The Dog Rose is one of the thorny invasive plants which, although attractive enough in its own right, is a menace on a SSSI chalk downland. If left to do its own thing it quickly grows tall and woody becoming difficult to get rid of. This year, 2017, not so many of them are thriving thanks to the cuts and removal of cuttings which take place in the early autumn. This is good practice to ensure the weakening of such species as brambles, hawthorn…. and dog roses. It is fervently hoped that a systematic cut of the whole site will take place in the coming weeks.
Robin’s pincushion otherwise known as Rose bedeguar is a gall. It is harmless and will not kill the plant. However it is the nursery for the young of the gall wasp (Diplolepis rosae).
The adult wasp lays eggs in the buds or developing leaves during mid-summer period. The eggs hatch into small white maggots that secrete chemicals that cause the abnormal growth.
Instead of buds developing into normal shoots and leaves, they are converted into hard woody structures that have an outer covering of moss-like leaves, which are either reddish pink or yellowish green. The internal part of the gall contains a number of chambers in which the grubs develop. The galls are fully developed during August and the insects overwinter inside the galls as pupae. During the autumn the outer covering of moss-like leaves tends to decay and this leaves the hard woody centre exposed. The adult wasp emerges in the spring. The females do not require the male as they reproduce parthenogenetically.
The female insects are about 4 mm long; parts of their abdomens and legs are an amber/chestnut colour, while the rest of the body is black.
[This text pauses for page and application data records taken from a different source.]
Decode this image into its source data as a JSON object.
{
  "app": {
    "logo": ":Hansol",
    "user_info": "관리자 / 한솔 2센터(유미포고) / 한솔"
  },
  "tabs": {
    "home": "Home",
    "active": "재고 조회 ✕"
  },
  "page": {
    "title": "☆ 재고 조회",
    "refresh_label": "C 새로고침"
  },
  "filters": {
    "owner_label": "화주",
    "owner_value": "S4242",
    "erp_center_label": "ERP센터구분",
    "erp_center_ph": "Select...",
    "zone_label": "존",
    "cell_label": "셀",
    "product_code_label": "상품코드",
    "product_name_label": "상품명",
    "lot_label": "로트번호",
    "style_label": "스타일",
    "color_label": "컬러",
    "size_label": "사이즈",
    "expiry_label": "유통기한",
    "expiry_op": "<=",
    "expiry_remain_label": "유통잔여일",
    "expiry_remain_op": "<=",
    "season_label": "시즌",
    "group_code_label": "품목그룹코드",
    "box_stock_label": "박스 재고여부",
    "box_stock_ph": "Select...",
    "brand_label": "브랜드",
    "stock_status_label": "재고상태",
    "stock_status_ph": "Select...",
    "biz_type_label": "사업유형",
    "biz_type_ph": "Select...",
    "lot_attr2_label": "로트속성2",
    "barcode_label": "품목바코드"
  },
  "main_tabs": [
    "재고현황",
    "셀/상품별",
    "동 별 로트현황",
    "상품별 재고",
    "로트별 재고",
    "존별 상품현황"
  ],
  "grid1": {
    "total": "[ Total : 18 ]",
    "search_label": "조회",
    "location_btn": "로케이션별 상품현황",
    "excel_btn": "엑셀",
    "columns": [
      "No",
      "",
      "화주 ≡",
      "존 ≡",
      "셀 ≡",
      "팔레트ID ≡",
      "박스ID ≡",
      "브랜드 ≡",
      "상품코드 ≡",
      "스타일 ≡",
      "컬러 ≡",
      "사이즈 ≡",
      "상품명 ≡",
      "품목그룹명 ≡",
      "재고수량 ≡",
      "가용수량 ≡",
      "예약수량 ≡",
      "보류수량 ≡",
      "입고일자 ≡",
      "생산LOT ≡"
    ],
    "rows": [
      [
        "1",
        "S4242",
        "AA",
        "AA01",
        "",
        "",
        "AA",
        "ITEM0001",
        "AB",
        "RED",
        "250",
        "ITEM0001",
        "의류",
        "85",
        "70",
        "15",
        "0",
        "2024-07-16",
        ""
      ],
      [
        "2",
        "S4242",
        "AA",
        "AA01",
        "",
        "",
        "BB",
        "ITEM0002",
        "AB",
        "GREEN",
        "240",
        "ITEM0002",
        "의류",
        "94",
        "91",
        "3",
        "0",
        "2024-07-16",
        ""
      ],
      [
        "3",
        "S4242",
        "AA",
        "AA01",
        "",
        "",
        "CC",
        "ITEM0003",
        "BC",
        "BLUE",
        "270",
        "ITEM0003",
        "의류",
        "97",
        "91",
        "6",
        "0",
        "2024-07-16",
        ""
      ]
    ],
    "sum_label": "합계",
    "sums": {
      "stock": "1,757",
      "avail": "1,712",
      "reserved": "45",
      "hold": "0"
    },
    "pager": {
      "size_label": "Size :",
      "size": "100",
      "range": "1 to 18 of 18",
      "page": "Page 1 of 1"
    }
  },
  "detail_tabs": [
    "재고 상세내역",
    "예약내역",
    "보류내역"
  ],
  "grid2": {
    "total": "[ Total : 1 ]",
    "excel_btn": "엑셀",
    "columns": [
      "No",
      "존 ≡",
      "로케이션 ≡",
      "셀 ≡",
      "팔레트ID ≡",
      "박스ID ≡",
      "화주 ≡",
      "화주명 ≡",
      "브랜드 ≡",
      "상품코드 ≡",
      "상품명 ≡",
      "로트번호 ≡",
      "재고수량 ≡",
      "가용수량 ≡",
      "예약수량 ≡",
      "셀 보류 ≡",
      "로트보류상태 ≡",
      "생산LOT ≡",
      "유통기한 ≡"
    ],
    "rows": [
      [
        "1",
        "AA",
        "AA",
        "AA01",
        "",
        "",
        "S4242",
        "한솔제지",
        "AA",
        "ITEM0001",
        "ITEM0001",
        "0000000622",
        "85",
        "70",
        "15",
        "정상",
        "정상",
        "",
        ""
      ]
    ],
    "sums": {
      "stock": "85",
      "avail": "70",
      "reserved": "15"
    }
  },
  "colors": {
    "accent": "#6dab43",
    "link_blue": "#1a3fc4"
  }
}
The male (length of about 3 mm) is very rare. It is black and its legs are bi-coloured. The gall is more likely to be seen than the adult wasp.